    Mayor de Blasio called the City’s proposed depenalization policy “a smart policy that keeps New Yorkers safe, but it is also a more fair policy.”

  • by Erik Altieri, NORML Executive Director November 10, 2014

    norml_remember_prohibition2The FBI’s annual Uniform Crime Report was released this morning and provides an updated look at the total number of marijuana arrests law enforcement made across the country in 2013.

    The good news is that numbers are down slightly from 2012’s arrest figures. In 2012, there were about 749,825 marijuana arrests (compared to 757,969 in 2011).

    The new report shows a modest decrease in arrests. In 2013, there was a total of 693,481 arrests made for marijuana charges, with the overwhelming majority of these being for simple possession. Law enforcement made about 609,423 arrests for possession alone, a decrease of 48,808 arrests compared to 2012. While we may be seeing slight decreases due to the growing number of states who have begun to reform their marijuana policies, the fact that over 600,000 individuals are still being arrested for a non-violent act shows how much work we have left to do in ending our disastrous prohibition of marijuana.

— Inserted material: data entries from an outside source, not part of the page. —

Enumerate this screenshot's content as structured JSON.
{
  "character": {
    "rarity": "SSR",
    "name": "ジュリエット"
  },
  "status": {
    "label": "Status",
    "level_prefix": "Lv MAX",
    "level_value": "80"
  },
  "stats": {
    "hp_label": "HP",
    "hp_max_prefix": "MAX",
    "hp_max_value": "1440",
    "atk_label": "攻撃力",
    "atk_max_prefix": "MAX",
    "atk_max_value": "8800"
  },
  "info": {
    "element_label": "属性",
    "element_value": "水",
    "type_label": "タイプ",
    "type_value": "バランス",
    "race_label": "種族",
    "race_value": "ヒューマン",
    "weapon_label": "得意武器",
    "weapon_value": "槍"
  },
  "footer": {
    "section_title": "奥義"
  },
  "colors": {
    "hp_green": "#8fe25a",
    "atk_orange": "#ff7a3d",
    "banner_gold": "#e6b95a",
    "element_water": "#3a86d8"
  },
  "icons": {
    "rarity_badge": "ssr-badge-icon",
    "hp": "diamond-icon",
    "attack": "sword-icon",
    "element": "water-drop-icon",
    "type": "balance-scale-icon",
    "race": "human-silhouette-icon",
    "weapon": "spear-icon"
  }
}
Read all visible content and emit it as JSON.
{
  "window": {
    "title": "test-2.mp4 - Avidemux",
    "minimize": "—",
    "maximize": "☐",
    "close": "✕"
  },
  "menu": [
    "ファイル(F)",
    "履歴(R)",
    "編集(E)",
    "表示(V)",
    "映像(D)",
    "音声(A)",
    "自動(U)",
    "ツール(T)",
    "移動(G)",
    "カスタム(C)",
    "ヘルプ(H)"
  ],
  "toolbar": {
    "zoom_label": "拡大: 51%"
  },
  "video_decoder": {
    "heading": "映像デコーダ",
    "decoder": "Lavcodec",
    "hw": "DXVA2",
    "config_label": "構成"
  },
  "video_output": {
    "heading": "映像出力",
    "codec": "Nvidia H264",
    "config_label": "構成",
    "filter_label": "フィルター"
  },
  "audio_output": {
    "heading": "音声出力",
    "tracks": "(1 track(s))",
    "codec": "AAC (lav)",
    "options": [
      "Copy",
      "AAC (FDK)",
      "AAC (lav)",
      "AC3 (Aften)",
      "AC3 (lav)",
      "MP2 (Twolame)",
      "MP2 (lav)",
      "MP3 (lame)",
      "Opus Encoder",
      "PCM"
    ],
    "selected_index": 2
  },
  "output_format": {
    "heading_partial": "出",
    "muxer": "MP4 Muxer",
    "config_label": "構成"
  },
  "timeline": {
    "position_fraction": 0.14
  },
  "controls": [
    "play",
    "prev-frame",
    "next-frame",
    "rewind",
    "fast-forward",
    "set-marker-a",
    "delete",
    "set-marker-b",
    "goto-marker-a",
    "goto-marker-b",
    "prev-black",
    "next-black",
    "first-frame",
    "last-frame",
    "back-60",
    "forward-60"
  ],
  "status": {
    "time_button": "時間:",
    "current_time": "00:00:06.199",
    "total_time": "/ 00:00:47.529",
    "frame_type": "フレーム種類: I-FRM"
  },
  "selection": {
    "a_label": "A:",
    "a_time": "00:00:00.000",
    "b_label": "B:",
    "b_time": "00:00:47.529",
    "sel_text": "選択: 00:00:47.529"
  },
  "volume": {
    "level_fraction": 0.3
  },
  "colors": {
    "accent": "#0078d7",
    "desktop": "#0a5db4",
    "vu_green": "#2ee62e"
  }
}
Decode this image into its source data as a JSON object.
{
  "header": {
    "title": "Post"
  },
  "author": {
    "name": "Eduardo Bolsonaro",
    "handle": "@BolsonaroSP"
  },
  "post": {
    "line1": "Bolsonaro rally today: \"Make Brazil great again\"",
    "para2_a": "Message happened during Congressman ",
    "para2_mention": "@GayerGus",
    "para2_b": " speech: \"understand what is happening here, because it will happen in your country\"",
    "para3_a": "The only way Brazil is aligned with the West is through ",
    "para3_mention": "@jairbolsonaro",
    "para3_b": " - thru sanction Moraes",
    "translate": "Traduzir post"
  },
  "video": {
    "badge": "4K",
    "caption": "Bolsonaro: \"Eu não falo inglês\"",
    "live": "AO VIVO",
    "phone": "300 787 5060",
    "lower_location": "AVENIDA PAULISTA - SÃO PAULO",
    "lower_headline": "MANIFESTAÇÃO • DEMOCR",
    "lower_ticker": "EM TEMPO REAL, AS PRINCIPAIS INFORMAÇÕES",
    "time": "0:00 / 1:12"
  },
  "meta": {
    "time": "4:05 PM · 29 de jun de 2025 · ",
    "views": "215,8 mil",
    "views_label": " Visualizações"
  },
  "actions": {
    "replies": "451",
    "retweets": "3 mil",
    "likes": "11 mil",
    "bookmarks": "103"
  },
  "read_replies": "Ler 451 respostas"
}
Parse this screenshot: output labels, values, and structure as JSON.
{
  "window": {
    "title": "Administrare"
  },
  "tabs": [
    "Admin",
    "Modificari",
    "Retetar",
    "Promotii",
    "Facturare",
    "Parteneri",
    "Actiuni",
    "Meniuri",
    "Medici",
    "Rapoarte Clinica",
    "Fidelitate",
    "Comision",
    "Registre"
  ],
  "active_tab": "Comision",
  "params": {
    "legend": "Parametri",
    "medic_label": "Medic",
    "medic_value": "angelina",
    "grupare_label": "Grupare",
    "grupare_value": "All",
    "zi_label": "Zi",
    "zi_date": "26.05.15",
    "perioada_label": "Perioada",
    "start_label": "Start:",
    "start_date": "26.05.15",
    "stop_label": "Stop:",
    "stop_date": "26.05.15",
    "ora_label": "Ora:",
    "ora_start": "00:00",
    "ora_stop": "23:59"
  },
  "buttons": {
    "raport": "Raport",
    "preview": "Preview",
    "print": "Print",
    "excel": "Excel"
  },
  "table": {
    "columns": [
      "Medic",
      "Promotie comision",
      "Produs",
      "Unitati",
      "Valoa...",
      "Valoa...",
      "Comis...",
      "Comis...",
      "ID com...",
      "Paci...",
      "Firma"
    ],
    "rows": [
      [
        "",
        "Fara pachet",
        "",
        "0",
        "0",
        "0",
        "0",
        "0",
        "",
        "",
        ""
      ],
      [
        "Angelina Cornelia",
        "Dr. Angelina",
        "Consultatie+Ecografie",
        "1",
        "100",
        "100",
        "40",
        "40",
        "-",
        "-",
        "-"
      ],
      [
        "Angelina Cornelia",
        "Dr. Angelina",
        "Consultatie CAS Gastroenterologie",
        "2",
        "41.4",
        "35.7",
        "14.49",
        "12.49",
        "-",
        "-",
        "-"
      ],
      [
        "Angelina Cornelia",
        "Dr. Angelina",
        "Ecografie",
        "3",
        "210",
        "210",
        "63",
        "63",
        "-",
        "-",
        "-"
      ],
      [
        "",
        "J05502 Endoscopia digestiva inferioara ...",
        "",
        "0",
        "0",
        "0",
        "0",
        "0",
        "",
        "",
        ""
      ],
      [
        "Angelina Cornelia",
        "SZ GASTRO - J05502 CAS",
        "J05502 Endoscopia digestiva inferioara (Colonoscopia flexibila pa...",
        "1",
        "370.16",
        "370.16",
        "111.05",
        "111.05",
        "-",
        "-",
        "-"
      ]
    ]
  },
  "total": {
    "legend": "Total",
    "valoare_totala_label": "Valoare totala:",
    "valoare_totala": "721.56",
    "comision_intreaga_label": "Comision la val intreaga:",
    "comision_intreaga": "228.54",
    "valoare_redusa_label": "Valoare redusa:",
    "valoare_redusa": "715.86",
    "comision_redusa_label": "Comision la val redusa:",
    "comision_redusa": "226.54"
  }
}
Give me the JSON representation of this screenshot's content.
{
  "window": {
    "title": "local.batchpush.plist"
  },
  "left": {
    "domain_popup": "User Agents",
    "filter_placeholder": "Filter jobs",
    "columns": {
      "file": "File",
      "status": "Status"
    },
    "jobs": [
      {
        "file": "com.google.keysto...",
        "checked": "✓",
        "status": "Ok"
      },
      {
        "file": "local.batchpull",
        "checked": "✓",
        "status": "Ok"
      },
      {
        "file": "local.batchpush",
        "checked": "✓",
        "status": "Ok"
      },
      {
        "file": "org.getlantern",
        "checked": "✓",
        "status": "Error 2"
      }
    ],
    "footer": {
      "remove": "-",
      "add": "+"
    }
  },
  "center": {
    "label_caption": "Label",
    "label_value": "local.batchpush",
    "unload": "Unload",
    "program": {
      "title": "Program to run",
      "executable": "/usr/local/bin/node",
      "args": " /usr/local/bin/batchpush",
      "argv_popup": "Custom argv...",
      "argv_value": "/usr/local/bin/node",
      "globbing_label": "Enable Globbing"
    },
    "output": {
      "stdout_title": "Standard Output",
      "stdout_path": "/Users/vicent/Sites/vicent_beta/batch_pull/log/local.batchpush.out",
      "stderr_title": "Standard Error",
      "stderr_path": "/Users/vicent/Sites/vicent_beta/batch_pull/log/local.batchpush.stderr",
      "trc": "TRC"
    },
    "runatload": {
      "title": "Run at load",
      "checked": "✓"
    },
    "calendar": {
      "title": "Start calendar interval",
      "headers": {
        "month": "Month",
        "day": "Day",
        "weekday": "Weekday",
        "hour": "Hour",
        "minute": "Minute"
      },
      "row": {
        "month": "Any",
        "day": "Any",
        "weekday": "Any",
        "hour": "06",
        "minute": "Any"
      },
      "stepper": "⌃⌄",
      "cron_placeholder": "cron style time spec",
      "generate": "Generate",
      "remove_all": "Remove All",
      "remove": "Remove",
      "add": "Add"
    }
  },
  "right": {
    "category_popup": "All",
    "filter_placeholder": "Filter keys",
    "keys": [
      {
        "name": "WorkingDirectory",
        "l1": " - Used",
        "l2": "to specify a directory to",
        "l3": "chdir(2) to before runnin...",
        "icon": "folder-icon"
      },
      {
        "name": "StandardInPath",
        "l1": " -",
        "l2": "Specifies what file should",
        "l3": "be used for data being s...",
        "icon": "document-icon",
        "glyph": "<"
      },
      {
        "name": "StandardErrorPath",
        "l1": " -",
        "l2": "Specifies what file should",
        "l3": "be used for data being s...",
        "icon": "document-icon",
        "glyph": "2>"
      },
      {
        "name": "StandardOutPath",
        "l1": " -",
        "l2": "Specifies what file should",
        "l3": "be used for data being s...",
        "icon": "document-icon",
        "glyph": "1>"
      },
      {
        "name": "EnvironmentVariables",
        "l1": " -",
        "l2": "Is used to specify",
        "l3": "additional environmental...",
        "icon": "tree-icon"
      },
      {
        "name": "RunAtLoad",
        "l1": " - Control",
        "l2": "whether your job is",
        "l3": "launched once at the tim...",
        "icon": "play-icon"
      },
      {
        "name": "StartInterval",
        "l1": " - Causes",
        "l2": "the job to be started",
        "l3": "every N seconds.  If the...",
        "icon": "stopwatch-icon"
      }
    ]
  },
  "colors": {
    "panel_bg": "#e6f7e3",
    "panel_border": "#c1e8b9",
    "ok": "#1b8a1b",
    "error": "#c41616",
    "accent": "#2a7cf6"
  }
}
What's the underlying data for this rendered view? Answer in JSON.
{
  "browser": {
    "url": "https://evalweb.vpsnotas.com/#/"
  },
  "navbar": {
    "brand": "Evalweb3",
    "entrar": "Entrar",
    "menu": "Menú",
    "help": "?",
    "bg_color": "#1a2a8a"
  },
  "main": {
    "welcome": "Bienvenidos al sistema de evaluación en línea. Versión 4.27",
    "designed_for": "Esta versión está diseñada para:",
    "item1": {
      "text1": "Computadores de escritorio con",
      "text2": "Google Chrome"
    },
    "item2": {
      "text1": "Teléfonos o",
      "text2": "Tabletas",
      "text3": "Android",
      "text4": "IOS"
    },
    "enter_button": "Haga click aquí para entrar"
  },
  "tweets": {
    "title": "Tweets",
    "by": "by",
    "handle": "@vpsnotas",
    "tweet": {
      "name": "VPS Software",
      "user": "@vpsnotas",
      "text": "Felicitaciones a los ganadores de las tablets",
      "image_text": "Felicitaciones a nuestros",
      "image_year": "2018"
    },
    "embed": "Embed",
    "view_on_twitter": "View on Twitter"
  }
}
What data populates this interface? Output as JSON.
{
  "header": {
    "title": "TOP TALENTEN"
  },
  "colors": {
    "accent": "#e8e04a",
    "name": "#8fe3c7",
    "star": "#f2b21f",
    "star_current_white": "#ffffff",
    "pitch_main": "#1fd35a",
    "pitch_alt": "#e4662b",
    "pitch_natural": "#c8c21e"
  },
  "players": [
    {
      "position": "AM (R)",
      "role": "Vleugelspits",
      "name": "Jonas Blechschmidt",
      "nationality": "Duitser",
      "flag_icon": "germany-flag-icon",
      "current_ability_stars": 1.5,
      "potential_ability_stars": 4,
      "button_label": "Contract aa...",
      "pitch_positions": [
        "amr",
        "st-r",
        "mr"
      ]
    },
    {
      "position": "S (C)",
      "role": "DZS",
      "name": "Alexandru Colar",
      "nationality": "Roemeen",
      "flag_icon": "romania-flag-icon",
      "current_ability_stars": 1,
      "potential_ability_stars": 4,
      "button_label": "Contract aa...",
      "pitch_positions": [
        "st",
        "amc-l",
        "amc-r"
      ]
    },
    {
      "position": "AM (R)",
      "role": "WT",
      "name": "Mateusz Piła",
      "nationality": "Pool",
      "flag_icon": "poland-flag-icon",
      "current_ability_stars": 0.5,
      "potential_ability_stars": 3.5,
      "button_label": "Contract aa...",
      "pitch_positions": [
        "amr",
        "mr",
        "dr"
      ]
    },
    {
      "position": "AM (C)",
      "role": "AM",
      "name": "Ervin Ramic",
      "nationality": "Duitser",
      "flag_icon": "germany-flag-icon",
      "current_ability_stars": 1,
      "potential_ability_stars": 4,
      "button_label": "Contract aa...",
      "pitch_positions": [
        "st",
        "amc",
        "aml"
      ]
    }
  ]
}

    Using the ACLU low-level estimate of cost per arrest ($750), the minimum enforcement cost for the 609,423 individuals put in handcuffs for just marijuana possession in 2013 would be in excess of $457,067,250.

    (NOTE: Numbers in this reporting were rounded to the nearest decimal point. You can read the full Uniform Crime Report here.)

Page 3 of 41234